TASK DETAILS:
Where a line below holds the string "налогам", copy that line.

(Interface dataset entries)
+--
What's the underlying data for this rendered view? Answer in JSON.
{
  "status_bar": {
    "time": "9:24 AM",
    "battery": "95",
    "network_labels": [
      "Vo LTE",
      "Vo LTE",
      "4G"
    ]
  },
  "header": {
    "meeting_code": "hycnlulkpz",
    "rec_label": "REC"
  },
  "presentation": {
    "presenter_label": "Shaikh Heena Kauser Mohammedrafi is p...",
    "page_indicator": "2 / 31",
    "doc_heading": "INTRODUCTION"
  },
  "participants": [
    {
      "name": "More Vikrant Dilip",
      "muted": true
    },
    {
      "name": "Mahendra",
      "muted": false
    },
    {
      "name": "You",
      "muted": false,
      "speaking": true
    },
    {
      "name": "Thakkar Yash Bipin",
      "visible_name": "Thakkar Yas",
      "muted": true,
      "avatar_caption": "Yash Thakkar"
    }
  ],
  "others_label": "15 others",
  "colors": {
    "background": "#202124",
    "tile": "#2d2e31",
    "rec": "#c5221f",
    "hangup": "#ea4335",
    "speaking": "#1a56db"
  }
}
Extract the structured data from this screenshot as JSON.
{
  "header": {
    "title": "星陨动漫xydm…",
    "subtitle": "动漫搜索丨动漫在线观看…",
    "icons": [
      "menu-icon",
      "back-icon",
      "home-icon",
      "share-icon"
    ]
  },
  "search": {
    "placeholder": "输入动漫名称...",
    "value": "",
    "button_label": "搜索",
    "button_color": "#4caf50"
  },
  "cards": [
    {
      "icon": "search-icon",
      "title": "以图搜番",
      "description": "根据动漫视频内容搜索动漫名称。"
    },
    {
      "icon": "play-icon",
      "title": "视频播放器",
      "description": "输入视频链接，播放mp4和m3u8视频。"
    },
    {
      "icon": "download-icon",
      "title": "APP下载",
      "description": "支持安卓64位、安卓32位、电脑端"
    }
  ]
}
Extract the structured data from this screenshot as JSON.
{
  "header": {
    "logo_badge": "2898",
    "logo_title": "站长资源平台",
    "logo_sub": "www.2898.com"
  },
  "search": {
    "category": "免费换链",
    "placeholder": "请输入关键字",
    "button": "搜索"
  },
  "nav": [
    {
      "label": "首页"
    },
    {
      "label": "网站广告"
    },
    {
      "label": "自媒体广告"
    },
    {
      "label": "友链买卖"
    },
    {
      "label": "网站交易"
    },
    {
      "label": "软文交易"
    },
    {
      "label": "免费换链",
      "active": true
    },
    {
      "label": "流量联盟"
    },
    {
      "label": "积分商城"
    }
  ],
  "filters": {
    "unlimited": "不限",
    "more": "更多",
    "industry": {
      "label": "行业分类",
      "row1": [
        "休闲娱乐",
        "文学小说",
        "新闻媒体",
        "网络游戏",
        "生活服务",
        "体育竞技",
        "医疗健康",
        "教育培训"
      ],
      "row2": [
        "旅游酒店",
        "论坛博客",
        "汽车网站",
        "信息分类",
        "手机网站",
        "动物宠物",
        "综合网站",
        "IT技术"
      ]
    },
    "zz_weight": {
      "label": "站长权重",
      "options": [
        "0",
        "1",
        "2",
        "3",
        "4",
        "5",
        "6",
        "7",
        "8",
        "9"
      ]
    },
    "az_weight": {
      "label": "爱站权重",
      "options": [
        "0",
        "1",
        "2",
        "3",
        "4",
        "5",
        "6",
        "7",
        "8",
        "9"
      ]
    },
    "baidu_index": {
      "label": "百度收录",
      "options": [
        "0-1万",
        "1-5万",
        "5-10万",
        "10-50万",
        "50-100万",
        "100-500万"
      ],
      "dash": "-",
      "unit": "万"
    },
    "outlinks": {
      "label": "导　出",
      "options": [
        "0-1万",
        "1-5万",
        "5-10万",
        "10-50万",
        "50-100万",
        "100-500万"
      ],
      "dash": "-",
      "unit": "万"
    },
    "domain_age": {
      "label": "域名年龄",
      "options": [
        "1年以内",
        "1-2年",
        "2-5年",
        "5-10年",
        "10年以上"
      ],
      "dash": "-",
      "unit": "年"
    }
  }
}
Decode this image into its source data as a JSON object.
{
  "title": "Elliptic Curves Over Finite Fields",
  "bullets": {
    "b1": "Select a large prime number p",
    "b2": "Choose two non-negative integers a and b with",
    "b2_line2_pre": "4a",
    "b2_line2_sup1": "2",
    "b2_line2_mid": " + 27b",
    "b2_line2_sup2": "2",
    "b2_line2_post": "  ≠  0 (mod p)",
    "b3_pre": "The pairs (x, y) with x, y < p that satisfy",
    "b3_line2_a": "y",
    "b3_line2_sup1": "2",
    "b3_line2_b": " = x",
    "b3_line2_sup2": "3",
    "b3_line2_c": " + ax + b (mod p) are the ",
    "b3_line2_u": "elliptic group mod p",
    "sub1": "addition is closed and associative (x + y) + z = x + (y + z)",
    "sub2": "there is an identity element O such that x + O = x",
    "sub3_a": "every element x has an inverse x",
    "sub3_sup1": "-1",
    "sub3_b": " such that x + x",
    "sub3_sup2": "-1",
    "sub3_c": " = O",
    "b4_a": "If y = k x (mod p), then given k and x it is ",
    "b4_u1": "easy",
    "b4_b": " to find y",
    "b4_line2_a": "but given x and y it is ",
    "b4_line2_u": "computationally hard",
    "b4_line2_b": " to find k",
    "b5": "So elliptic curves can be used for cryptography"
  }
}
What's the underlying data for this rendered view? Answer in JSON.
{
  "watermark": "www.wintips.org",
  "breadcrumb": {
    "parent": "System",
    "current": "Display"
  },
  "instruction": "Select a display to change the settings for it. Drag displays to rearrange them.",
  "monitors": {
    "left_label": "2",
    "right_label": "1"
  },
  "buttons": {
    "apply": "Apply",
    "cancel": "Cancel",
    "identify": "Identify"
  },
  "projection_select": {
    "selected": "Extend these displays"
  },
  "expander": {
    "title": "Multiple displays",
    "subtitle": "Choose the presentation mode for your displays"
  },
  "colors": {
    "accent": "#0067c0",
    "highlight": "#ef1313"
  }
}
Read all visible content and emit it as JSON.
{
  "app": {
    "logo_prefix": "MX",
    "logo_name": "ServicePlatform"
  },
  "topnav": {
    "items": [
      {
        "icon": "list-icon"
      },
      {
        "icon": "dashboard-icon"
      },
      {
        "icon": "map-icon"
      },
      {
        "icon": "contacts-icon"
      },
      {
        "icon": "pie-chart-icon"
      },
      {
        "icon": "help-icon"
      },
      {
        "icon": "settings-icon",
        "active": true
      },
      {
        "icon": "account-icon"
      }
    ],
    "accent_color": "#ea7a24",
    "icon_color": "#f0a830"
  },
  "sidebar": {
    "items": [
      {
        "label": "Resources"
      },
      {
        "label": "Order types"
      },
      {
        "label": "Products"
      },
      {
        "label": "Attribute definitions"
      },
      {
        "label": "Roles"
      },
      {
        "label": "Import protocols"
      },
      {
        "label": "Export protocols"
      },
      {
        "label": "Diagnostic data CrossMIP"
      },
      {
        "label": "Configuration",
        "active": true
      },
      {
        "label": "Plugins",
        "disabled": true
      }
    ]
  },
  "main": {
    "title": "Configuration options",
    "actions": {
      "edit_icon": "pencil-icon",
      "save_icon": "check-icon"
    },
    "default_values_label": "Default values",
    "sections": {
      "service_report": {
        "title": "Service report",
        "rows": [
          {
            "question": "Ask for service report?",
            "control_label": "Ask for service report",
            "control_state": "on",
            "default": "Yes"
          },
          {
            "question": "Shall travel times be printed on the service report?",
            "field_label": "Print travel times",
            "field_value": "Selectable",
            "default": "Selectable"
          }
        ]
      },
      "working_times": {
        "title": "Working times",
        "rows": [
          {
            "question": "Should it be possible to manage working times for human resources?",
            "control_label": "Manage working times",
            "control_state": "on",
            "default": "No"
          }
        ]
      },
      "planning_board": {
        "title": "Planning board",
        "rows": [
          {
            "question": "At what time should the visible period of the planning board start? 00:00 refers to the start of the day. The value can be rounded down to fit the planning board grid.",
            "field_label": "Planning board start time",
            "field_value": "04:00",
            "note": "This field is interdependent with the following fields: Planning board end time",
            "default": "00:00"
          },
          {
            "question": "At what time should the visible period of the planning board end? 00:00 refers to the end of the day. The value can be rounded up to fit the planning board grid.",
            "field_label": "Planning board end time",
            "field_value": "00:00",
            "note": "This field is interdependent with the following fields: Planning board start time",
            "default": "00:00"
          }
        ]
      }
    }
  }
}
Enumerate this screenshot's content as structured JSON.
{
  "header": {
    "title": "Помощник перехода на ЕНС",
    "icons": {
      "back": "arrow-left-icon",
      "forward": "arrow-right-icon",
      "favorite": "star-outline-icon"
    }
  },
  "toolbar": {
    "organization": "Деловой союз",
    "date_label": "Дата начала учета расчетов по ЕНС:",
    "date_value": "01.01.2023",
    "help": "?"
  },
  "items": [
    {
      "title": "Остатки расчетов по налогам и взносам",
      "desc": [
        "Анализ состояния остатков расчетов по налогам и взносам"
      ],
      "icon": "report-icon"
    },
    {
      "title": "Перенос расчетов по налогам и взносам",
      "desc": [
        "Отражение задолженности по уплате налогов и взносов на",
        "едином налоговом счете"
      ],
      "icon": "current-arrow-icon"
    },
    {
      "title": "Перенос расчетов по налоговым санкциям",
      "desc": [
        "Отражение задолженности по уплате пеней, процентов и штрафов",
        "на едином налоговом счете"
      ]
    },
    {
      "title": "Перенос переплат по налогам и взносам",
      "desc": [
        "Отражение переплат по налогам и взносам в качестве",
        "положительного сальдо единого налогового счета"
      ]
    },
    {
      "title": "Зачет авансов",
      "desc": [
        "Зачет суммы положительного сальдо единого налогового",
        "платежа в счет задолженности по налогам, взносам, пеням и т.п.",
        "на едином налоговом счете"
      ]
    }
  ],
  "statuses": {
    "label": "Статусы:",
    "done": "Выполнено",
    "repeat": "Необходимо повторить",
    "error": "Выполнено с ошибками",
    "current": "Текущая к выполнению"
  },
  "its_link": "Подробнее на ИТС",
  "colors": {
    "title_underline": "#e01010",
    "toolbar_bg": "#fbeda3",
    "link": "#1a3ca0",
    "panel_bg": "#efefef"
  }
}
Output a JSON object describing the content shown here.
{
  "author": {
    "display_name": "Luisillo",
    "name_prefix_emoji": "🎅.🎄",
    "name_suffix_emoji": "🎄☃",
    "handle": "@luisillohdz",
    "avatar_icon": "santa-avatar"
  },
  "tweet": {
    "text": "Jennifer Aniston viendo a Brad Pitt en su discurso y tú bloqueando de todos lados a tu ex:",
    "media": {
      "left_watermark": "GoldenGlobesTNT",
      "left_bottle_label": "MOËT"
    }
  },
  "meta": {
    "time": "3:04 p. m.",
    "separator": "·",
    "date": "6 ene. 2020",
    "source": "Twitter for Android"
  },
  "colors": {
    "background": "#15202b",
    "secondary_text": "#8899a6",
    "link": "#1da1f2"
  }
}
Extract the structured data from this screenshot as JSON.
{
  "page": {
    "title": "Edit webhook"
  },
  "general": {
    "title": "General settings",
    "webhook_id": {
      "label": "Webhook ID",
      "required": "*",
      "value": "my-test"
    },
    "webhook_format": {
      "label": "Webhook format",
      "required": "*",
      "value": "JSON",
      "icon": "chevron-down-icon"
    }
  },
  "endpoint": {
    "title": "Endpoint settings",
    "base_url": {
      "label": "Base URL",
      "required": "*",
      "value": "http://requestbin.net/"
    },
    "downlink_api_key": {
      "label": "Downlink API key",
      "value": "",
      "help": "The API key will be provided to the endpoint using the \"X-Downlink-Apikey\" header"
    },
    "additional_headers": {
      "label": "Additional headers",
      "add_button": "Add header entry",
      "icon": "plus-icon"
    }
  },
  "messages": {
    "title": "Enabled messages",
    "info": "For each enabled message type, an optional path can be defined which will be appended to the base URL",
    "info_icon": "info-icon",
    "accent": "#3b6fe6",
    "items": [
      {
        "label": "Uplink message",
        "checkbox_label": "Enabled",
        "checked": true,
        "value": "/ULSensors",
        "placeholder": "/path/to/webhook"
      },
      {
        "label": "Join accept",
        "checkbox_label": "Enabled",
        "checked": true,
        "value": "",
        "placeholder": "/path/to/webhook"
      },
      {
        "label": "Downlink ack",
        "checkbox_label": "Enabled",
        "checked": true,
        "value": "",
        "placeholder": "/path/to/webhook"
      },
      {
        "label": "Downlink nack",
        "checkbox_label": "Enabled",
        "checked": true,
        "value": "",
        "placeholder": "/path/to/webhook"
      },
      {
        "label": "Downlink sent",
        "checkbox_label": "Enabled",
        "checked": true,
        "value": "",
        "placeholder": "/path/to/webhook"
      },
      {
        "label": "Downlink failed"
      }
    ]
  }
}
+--
SOLUTION FOR THIS PROBLEM:
      "title": "Остатки расчетов по налогам и взносам",
        "Анализ состояния остатков расчетов по налогам и взносам"
      "title": "Перенос расчетов по налогам и взносам",
      "title": "Перенос переплат по налогам и взносам",
        "Отражение переплат по налогам и взносам в качестве",
        "платежа в счет задолженности по налогам, взносам, пеням и т.п.",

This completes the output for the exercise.